#### Data in this exercise
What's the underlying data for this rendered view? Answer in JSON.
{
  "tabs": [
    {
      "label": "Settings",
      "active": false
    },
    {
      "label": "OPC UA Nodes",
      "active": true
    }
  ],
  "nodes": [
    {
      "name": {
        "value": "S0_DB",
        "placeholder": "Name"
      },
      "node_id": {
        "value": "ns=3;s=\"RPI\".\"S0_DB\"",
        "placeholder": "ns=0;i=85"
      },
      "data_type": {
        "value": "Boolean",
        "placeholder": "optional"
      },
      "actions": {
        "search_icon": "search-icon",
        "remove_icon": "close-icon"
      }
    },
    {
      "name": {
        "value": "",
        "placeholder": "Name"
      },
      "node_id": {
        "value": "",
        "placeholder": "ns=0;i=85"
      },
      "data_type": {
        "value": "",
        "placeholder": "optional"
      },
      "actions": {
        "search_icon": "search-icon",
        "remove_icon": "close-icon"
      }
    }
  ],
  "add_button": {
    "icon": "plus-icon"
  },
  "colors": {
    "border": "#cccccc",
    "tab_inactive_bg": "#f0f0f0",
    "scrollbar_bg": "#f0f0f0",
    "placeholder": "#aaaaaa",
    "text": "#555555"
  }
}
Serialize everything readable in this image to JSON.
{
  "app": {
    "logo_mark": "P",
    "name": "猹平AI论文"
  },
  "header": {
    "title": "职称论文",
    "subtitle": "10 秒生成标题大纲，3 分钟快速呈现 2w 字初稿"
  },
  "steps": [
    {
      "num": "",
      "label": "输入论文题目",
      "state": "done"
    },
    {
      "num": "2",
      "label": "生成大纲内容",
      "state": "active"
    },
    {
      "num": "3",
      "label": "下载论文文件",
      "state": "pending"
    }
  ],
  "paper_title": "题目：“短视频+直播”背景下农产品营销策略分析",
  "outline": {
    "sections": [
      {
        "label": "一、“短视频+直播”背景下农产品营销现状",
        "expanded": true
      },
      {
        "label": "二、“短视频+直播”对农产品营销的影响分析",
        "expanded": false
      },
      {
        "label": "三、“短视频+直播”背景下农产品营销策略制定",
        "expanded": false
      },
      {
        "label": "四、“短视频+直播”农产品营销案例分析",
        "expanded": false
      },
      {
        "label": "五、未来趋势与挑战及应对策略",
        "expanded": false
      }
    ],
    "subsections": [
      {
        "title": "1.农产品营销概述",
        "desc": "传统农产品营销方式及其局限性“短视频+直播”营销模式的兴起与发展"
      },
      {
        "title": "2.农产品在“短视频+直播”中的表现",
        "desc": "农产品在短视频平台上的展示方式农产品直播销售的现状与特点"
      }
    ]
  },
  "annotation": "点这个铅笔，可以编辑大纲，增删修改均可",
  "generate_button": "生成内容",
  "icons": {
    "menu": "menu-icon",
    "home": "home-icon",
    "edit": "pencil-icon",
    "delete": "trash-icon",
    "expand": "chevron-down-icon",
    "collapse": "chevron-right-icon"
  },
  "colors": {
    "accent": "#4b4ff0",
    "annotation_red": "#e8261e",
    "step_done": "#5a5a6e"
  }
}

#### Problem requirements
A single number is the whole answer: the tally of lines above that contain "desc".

#### Your solution
2